Met up with Rick again the following weekend at the giant MG Car Club Festival at Silverstone Grand Prix Circuit, where he was on the pit crew for Mark Ashworth, racing one of the Moss MGs. In a round of the Moss Europe B. C. V8 Championship. Moss sponsors each round of these races, and to see some 40 MGs on the grid, some 16 times through the year, is a sight worth traveling a long way for. As for the rest of the festival, it was estimated that there were over 5,000 MGs attending! For under $10.00, you got 11 all-MG races on the Saturday, including entry to the pits, a full blown Concours on the Sunday, the California Cup driving tests, and the finish of the Norwich Union Classic Rally with over 2,000 classic sports cars taking part. What a bargain!
Tired but happy, we made our way to Birmingham for the Classic & Sportscar Show at the National Exhibition Center, and met up with our old friend, the pale blue tatty TR6. Over the weekend, the guys from Moss Europe had completely transformed the car by giving it a new TR6 body shell! Yes, Heritage under David Bishop has done it again! The car was completed in time for the end of the show, and started at a turn of the key, despite a bit of trouble with the wiring and lilting of the front grille!
Moss Europe, under the direction of Peter Buckles, took delivery of the very first TR6 shell, which was only fitting, as Pete, with his extensive Triumph knowledge, had made tremendous input to the eventual production of the body shells. The rebuild was so successful that the Moss Team was awarded a beautiful trophy for the most interesting exhibit at the show. This was no mean feat, considering Hitler’s Mercedes was also on display! The rest of the show was a superb collection of classic cars including wonderful Austin-Healeys, and of course, the perpetual MGs.
So there you have it—14 days in England where the sun shone every day, the temperature was a steady 72 degrees the whole time, and precipitation was nil! We flew back home convinced that the future of our classics is in very good hands, while enthusiasts and specialists have the best interests of the movement at heart, for we both need each other. Without the owners, the specialist suppliers would have no market, without specialists such as Moss, the cars would wither and die for ever.

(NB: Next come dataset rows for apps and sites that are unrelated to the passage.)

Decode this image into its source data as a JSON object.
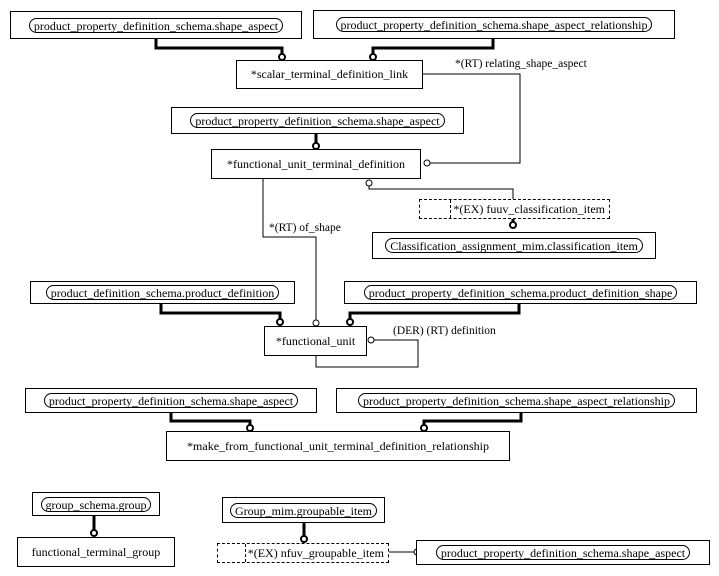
{
  "diagram": {
    "entities": {
      "sa_top": "product_property_definition_schema.shape_aspect",
      "sar_top": "product_property_definition_schema.shape_aspect_relationship",
      "scalar_link": "*scalar_terminal_definition_link",
      "sa_mid": "product_property_definition_schema.shape_aspect",
      "futd": "*functional_unit_terminal_definition",
      "fuuv_select": "*(EX) fuuv_classification_item",
      "class_item": "Classification_assignment_mim.classification_item",
      "pd": "product_definition_schema.product_definition",
      "pds": "product_property_definition_schema.product_definition_shape",
      "fu": "*functional_unit",
      "sa_low": "product_property_definition_schema.shape_aspect",
      "sar_low": "product_property_definition_schema.shape_aspect_relationship",
      "make_from": "*make_from_functional_unit_terminal_definition_relationship",
      "group": "group_schema.group",
      "ftg": "functional_terminal_group",
      "groupable": "Group_mim.groupable_item",
      "nfuv_select": "*(EX) nfuv_groupable_item",
      "sa_bottom": "product_property_definition_schema.shape_aspect"
    },
    "relations": {
      "relating_shape_aspect": "*(RT) relating_shape_aspect",
      "of_shape": "*(RT) of_shape",
      "definition": "(DER) (RT) definition"
    }
  }
}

I haven’t had time to mention the food (superb!) the pubs (beer and vitals as good as they ever were, if not better!), the dozens of British sports cars we saw being driven in everyday use…but hey! Why not call Virgin and go and see for yourself next year?
By Ken Smith